The origin of today’s “Friendship Centre” began in the mid-1950s as the number of Aboriginal people moving into larger urban areas increased. Aboriginal agencies emerged out of a clear need for specialized services to aid Aboriginal new comers to the city. These agencies would provide referrals and offer counseling on matters of employment, housing, education, health and liaison with other community organizations.

As the demand for services by urban migrating First Nations, Inuit and Métis people increased so, did the number of Friendship Centres. The nature of programming and services was quickly amplified.

In the late sixties, Friendship Centres began to organize into Provincial/Territorial Association’s (PTAs) and a steering committee of Friendship Centres was struck to examine the feasibility of establishing a national body to represent the growing number of Friendship Centres.By 1972, Friendship Centres were dependent, to a large degree, on individual volunteers and their ability to raise operating funds through various fund raising events which included private donations and small grants from foundations and federal, provincial/territorial governments.
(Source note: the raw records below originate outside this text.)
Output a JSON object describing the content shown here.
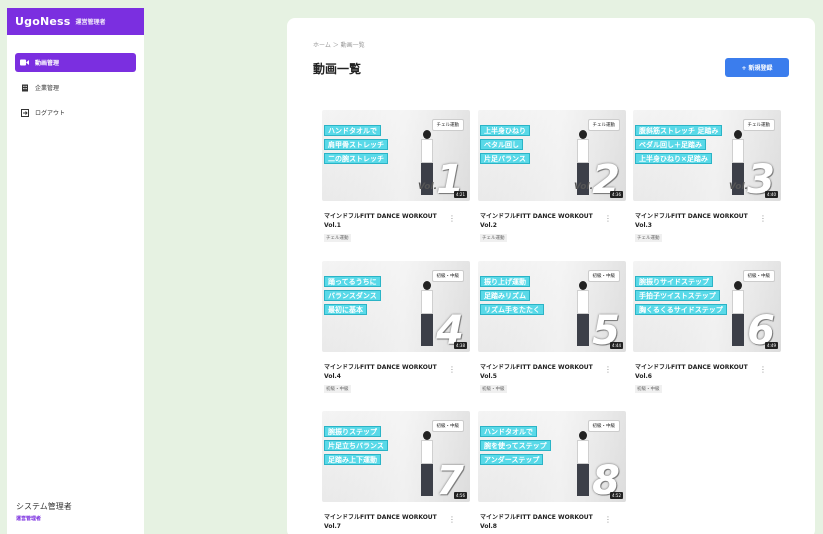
{
  "sidebar": {
    "brand_name": "UgoNess",
    "brand_role": "運営管理者",
    "items": [
      {
        "label": "動画管理",
        "icon": "video-icon",
        "active": true
      },
      {
        "label": "企業管理",
        "icon": "building-icon",
        "active": false
      },
      {
        "label": "ログアウト",
        "icon": "logout-icon",
        "active": false
      }
    ],
    "user_name": "システム管理者",
    "user_role": "運営管理者"
  },
  "header": {
    "breadcrumb": "ホーム ＞ 動画一覧",
    "title": "動画一覧",
    "new_button": "+ 新規登録"
  },
  "colors": {
    "brand": "#7b2fe0",
    "primary_button": "#3b7ded",
    "caption_bg": "#59d9e8",
    "background": "#e6f2e2"
  },
  "videos": [
    {
      "tag": "チェル運動",
      "captions": [
        "ハンドタオルで",
        "肩甲骨ストレッチ",
        "二の腕ストレッチ"
      ],
      "vol": "Vol.",
      "number": "1",
      "duration": "4:21",
      "title": "マインドフルFITT DANCE WORKOUT Vol.1",
      "label": "チェル運動"
    },
    {
      "tag": "チェル運動",
      "captions": [
        "上半身ひねり",
        "ベタル回し",
        "片足バランス"
      ],
      "vol": "Vol.",
      "number": "2",
      "duration": "4:36",
      "title": "マインドフルFITT DANCE WORKOUT Vol.2",
      "label": "チェル運動"
    },
    {
      "tag": "チェル運動",
      "captions": [
        "腹斜筋ストレッチ 足踏み",
        "ペダル回し＋足踏み",
        "上半身ひねり×足踏み"
      ],
      "vol": "Vol.",
      "number": "3",
      "duration": "4:40",
      "title": "マインドフルFITT DANCE WORKOUT Vol.3",
      "label": "チェル運動"
    },
    {
      "tag": "初級・中級",
      "captions": [
        "踊ってるうちに",
        "バランスダンス",
        "最初に基本"
      ],
      "vol": "",
      "number": "4",
      "duration": "4:38",
      "title": "マインドフルFITT DANCE WORKOUT Vol.4",
      "label": "初級・中級"
    },
    {
      "tag": "初級・中級",
      "captions": [
        "振り上げ運動",
        "足踏みリズム",
        "リズム手をたたく"
      ],
      "vol": "",
      "number": "5",
      "duration": "4:44",
      "title": "マインドフルFITT DANCE WORKOUT Vol.5",
      "label": "初級・中級"
    },
    {
      "tag": "初級・中級",
      "captions": [
        "腕振りサイドステップ",
        "手拍子ツイストステップ",
        "胸くるくるサイドステップ"
      ],
      "vol": "",
      "number": "6",
      "duration": "4:49",
      "title": "マインドフルFITT DANCE WORKOUT Vol.6",
      "label": "初級・中級"
    },
    {
      "tag": "初級・中級",
      "captions": [
        "腕振りステップ",
        "片足立ちバランス",
        "足踏み上下運動"
      ],
      "vol": "",
      "number": "7",
      "duration": "4:56",
      "title": "マインドフルFITT DANCE WORKOUT Vol.7",
      "label": "初級・中級"
    },
    {
      "tag": "初級・中級",
      "captions": [
        "ハンドタオルで",
        "腕を使ってステップ",
        "アンダーステップ"
      ],
      "vol": "",
      "number": "8",
      "duration": "4:52",
      "title": "マインドフルFITT DANCE WORKOUT Vol.8",
      "label": "初級・中級"
    }
  ]
}
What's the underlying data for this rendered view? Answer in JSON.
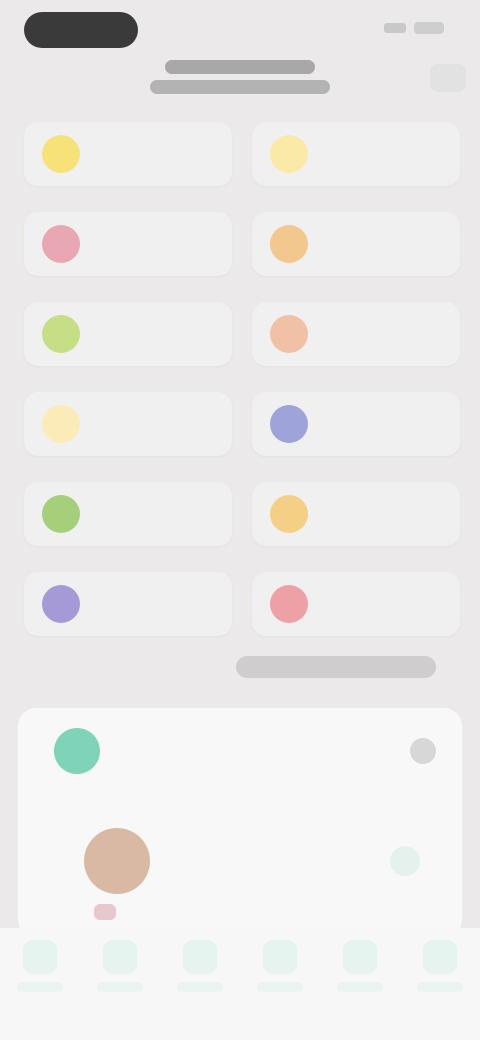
{
  "status_bar": {
    "time": ""
  },
  "header": {
    "title": "",
    "subtitle": ""
  },
  "categories": [
    {
      "icon": "sun-icon",
      "color": "#f7e27a",
      "label": ""
    },
    {
      "icon": "sun-icon",
      "color": "#fbeaa7",
      "label": ""
    },
    {
      "icon": "heart-icon",
      "color": "#e8a7b3",
      "label": ""
    },
    {
      "icon": "star-icon",
      "color": "#f2c88f",
      "label": ""
    },
    {
      "icon": "leaf-icon",
      "color": "#c6df86",
      "label": ""
    },
    {
      "icon": "flower-icon",
      "color": "#f1c1a5",
      "label": ""
    },
    {
      "icon": "moon-icon",
      "color": "#fbebb8",
      "label": ""
    },
    {
      "icon": "drop-icon",
      "color": "#9ea3d9",
      "label": ""
    },
    {
      "icon": "plant-icon",
      "color": "#a6cf7b",
      "label": ""
    },
    {
      "icon": "bell-icon",
      "color": "#f5cf86",
      "label": ""
    },
    {
      "icon": "grape-icon",
      "color": "#a69ad6",
      "label": ""
    },
    {
      "icon": "apple-icon",
      "color": "#eea0a7",
      "label": ""
    }
  ],
  "more_link": "",
  "card": {
    "name": "",
    "subtitle": "",
    "photo_caption": ""
  },
  "tabs": [
    {
      "icon": "home-icon",
      "label": ""
    },
    {
      "icon": "explore-icon",
      "label": ""
    },
    {
      "icon": "list-icon",
      "label": ""
    },
    {
      "icon": "message-icon",
      "label": ""
    },
    {
      "icon": "cart-icon",
      "label": ""
    },
    {
      "icon": "profile-icon",
      "label": ""
    }
  ]
}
Friendship Centres also began to evolve from the provision of referrals to “front-line” delivery vehicles of social services. It was also during 1972, that the Government of Canada formally recognized the viability of Friendship Centres and implemented the Migrating Native Peoples Program (MNPP).
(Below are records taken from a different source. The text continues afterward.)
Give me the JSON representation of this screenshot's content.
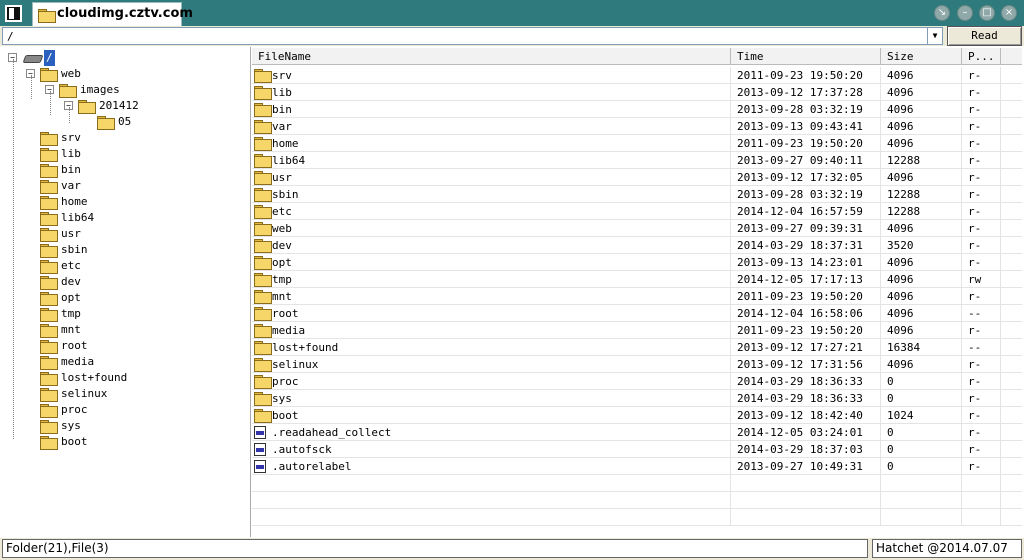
{
  "window": {
    "tab_title": "cloudimg.cztv.com",
    "controls": [
      "minimize-restore",
      "minimize",
      "maximize",
      "close"
    ]
  },
  "address": {
    "value": "/",
    "button_label": "Read"
  },
  "tree": {
    "root_label": "/",
    "nodes": [
      {
        "label": "web",
        "level": 1,
        "expanded": true
      },
      {
        "label": "images",
        "level": 2,
        "expanded": true
      },
      {
        "label": "201412",
        "level": 3,
        "expanded": true
      },
      {
        "label": "05",
        "level": 4,
        "expanded": false
      },
      {
        "label": "srv",
        "level": 1
      },
      {
        "label": "lib",
        "level": 1
      },
      {
        "label": "bin",
        "level": 1
      },
      {
        "label": "var",
        "level": 1
      },
      {
        "label": "home",
        "level": 1
      },
      {
        "label": "lib64",
        "level": 1
      },
      {
        "label": "usr",
        "level": 1
      },
      {
        "label": "sbin",
        "level": 1
      },
      {
        "label": "etc",
        "level": 1
      },
      {
        "label": "dev",
        "level": 1
      },
      {
        "label": "opt",
        "level": 1
      },
      {
        "label": "tmp",
        "level": 1
      },
      {
        "label": "mnt",
        "level": 1
      },
      {
        "label": "root",
        "level": 1
      },
      {
        "label": "media",
        "level": 1
      },
      {
        "label": "lost+found",
        "level": 1
      },
      {
        "label": "selinux",
        "level": 1
      },
      {
        "label": "proc",
        "level": 1
      },
      {
        "label": "sys",
        "level": 1
      },
      {
        "label": "boot",
        "level": 1
      }
    ]
  },
  "list": {
    "columns": [
      "FileName",
      "Time",
      "Size",
      "P..."
    ],
    "rows": [
      {
        "type": "folder",
        "name": "srv",
        "time": "2011-09-23 19:50:20",
        "size": "4096",
        "perm": "r-"
      },
      {
        "type": "folder",
        "name": "lib",
        "time": "2013-09-12 17:37:28",
        "size": "4096",
        "perm": "r-"
      },
      {
        "type": "folder",
        "name": "bin",
        "time": "2013-09-28 03:32:19",
        "size": "4096",
        "perm": "r-"
      },
      {
        "type": "folder",
        "name": "var",
        "time": "2013-09-13 09:43:41",
        "size": "4096",
        "perm": "r-"
      },
      {
        "type": "folder",
        "name": "home",
        "time": "2011-09-23 19:50:20",
        "size": "4096",
        "perm": "r-"
      },
      {
        "type": "folder",
        "name": "lib64",
        "time": "2013-09-27 09:40:11",
        "size": "12288",
        "perm": "r-"
      },
      {
        "type": "folder",
        "name": "usr",
        "time": "2013-09-12 17:32:05",
        "size": "4096",
        "perm": "r-"
      },
      {
        "type": "folder",
        "name": "sbin",
        "time": "2013-09-28 03:32:19",
        "size": "12288",
        "perm": "r-"
      },
      {
        "type": "folder",
        "name": "etc",
        "time": "2014-12-04 16:57:59",
        "size": "12288",
        "perm": "r-"
      },
      {
        "type": "folder",
        "name": "web",
        "time": "2013-09-27 09:39:31",
        "size": "4096",
        "perm": "r-"
      },
      {
        "type": "folder",
        "name": "dev",
        "time": "2014-03-29 18:37:31",
        "size": "3520",
        "perm": "r-"
      },
      {
        "type": "folder",
        "name": "opt",
        "time": "2013-09-13 14:23:01",
        "size": "4096",
        "perm": "r-"
      },
      {
        "type": "folder",
        "name": "tmp",
        "time": "2014-12-05 17:17:13",
        "size": "4096",
        "perm": "rw"
      },
      {
        "type": "folder",
        "name": "mnt",
        "time": "2011-09-23 19:50:20",
        "size": "4096",
        "perm": "r-"
      },
      {
        "type": "folder",
        "name": "root",
        "time": "2014-12-04 16:58:06",
        "size": "4096",
        "perm": "--"
      },
      {
        "type": "folder",
        "name": "media",
        "time": "2011-09-23 19:50:20",
        "size": "4096",
        "perm": "r-"
      },
      {
        "type": "folder",
        "name": "lost+found",
        "time": "2013-09-12 17:27:21",
        "size": "16384",
        "perm": "--"
      },
      {
        "type": "folder",
        "name": "selinux",
        "time": "2013-09-12 17:31:56",
        "size": "4096",
        "perm": "r-"
      },
      {
        "type": "folder",
        "name": "proc",
        "time": "2014-03-29 18:36:33",
        "size": "0",
        "perm": "r-"
      },
      {
        "type": "folder",
        "name": "sys",
        "time": "2014-03-29 18:36:33",
        "size": "0",
        "perm": "r-"
      },
      {
        "type": "folder",
        "name": "boot",
        "time": "2013-09-12 18:42:40",
        "size": "1024",
        "perm": "r-"
      },
      {
        "type": "file",
        "name": ".readahead_collect",
        "time": "2014-12-05 03:24:01",
        "size": "0",
        "perm": "r-"
      },
      {
        "type": "file",
        "name": ".autofsck",
        "time": "2014-03-29 18:37:03",
        "size": "0",
        "perm": "r-"
      },
      {
        "type": "file",
        "name": ".autorelabel",
        "time": "2013-09-27 10:49:31",
        "size": "0",
        "perm": "r-"
      }
    ]
  },
  "status": {
    "left": "Folder(21),File(3)",
    "right": "Hatchet @2014.07.07"
  },
  "colors": {
    "titlebar": "#2f7a7c",
    "folder": "#f7d669",
    "chrome": "#ece9d8"
  }
}
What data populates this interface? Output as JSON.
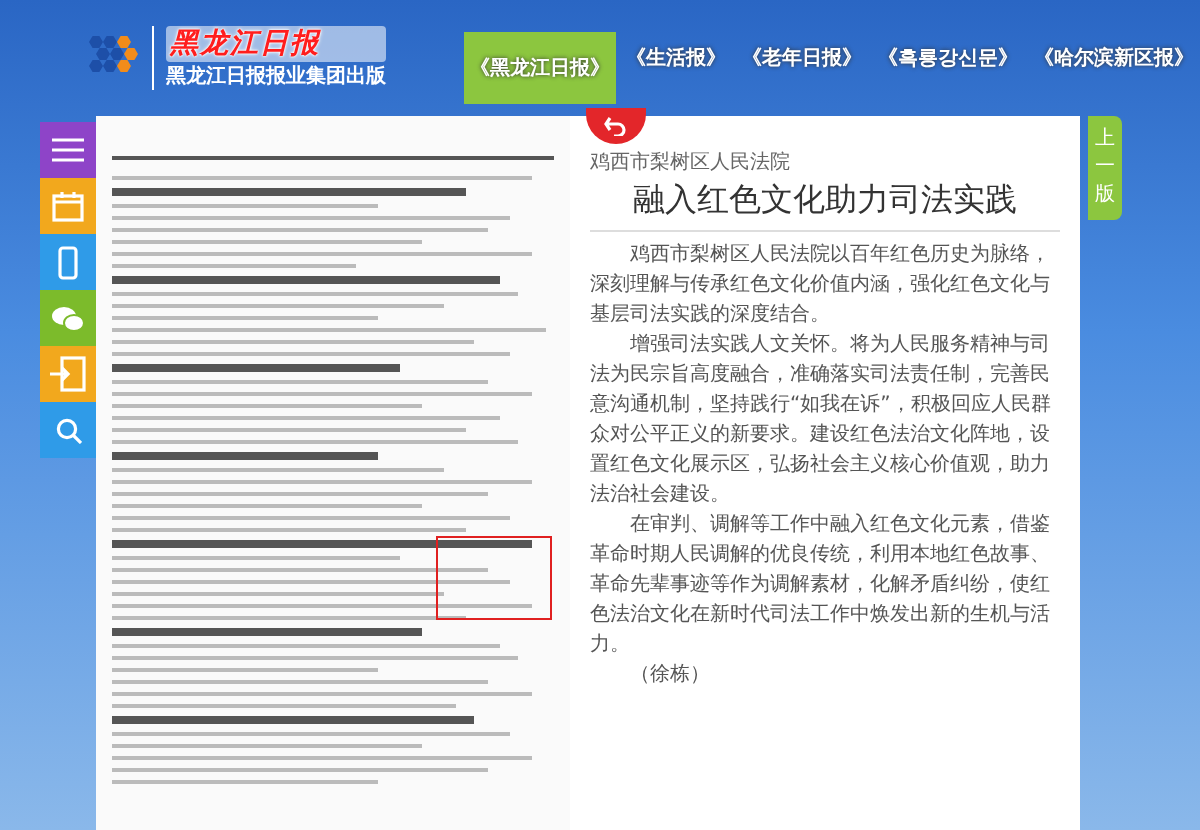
{
  "header": {
    "logo_title": "黑龙江日报",
    "logo_subtitle": "黑龙江日报报业集团出版"
  },
  "tabs": [
    {
      "label": "《黑龙江日报》",
      "selected": true
    },
    {
      "label": "《生活报》",
      "selected": false
    },
    {
      "label": "《老年日报》",
      "selected": false
    },
    {
      "label": "《흑룡강신문》",
      "selected": false
    },
    {
      "label": "《哈尔滨新区报》",
      "selected": false
    }
  ],
  "sidebar": {
    "items": [
      {
        "kind": "menu",
        "color": "#8e44c8"
      },
      {
        "kind": "calendar",
        "color": "#f2a81d"
      },
      {
        "kind": "phone",
        "color": "#2f9be8"
      },
      {
        "kind": "wechat",
        "color": "#7cbb2b"
      },
      {
        "kind": "issues",
        "color": "#f2a81d"
      },
      {
        "kind": "search",
        "color": "#2f9be8"
      }
    ]
  },
  "article": {
    "source": "鸡西市梨树区人民法院",
    "title": "融入红色文化助力司法实践",
    "paragraphs": [
      "鸡西市梨树区人民法院以百年红色历史为脉络，深刻理解与传承红色文化价值内涵，强化红色文化与基层司法实践的深度结合。",
      "增强司法实践人文关怀。将为人民服务精神与司法为民宗旨高度融合，准确落实司法责任制，完善民意沟通机制，坚持践行“如我在诉”，积极回应人民群众对公平正义的新要求。建设红色法治文化阵地，设置红色文化展示区，弘扬社会主义核心价值观，助力法治社会建设。",
      "在审判、调解等工作中融入红色文化元素，借鉴革命时期人民调解的优良传统，利用本地红色故事、革命先辈事迹等作为调解素材，化解矛盾纠纷，使红色法治文化在新时代司法工作中焕发出新的生机与活力。"
    ],
    "author": "（徐栋）"
  },
  "page_nav": {
    "previous": "上一版"
  }
}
In 1976, the government conducted an evaluation of the MNPP which revealed the vital role that Friendship Centres played in the communities they served and the wide base of the community support they had established.
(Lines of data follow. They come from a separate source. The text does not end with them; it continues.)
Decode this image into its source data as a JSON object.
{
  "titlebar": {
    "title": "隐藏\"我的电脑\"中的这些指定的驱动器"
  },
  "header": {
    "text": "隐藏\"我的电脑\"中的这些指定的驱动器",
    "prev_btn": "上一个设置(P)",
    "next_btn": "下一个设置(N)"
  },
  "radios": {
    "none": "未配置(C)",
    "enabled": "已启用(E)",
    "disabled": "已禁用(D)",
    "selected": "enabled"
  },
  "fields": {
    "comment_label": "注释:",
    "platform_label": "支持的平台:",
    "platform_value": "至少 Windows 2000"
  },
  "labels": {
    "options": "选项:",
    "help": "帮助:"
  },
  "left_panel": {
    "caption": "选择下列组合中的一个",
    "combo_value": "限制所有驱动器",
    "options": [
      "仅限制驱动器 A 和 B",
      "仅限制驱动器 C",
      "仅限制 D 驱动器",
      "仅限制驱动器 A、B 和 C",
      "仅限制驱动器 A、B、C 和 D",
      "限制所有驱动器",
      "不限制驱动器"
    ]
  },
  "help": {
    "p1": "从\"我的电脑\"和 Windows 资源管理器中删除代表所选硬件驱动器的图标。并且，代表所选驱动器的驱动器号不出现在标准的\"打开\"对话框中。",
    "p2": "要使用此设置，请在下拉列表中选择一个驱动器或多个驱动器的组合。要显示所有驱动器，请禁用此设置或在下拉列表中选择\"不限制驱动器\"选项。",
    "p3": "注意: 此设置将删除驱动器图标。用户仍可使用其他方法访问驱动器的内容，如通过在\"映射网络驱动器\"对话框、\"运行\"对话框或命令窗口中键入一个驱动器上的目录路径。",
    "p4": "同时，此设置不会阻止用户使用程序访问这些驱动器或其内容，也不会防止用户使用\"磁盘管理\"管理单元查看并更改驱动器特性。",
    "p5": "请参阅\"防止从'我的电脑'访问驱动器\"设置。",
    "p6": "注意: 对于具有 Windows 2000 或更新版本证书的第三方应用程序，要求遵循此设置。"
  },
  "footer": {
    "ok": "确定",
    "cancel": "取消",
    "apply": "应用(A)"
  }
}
Friendship Centres were also able to utilize limited resources in a creative and flexible manner while remaining accountable to their communities. In spite of many obstacles, Friendship Centres have continued to expand the programs and services offered to urban Aboriginal people.

In 1983, the NAFC and the Department of the Secretary of State (DSOS) successfully negotiated the evolution of the MNPP to an enriched Native Friendship Centre Program (NFCP). This program, with a five-year mandate, formally recognized “Friendship Centres” as legitimate urban Native institutions responding to the needs of Native people. In 1988, the NFCP became the Aboriginal Friendship Centre Program (AFCP) which secured the status of permanent funding from DSOS.

The funding relationship fundamentally changed in 1996, when the administrative responsibility for the AFCP was transferred from the Department of Canadian Heritage to the NAFC. This new agreement meant that all operational funding for the AFCP would be administered by the NAFC to Friendship Centres and the PTA’s. This transfer signified a new era in Aboriginal/Government relations and, to this day suggests a unique relationship with the Government of Canada.

 It notably demonstrated a commitment on behalf of the government to increase the capacity and sustainability of Aboriginal organizations.

Today, over half-of-a-century after the initial development of Friendship Centres in Canada. The Friendship Centre Movement has expanded and continues to offer the same essential programs and services to urban Aboriginal people across Canada. A total of 119 Friendship Centres are members of the NAFC.

The Friendship Centre Movement is unique in the broad spectrum of specialized services it providers to urban Aboriginal people across Canada.

Programs and  services currently offered at Friendship Centres include: Culture, Family, Youth, Sports and Recreation, Language, Justice, Housing, Health, Education, Employment, Economic Development and a variety of miscellaneous projects ranging from social activities to community building initiatives and special events.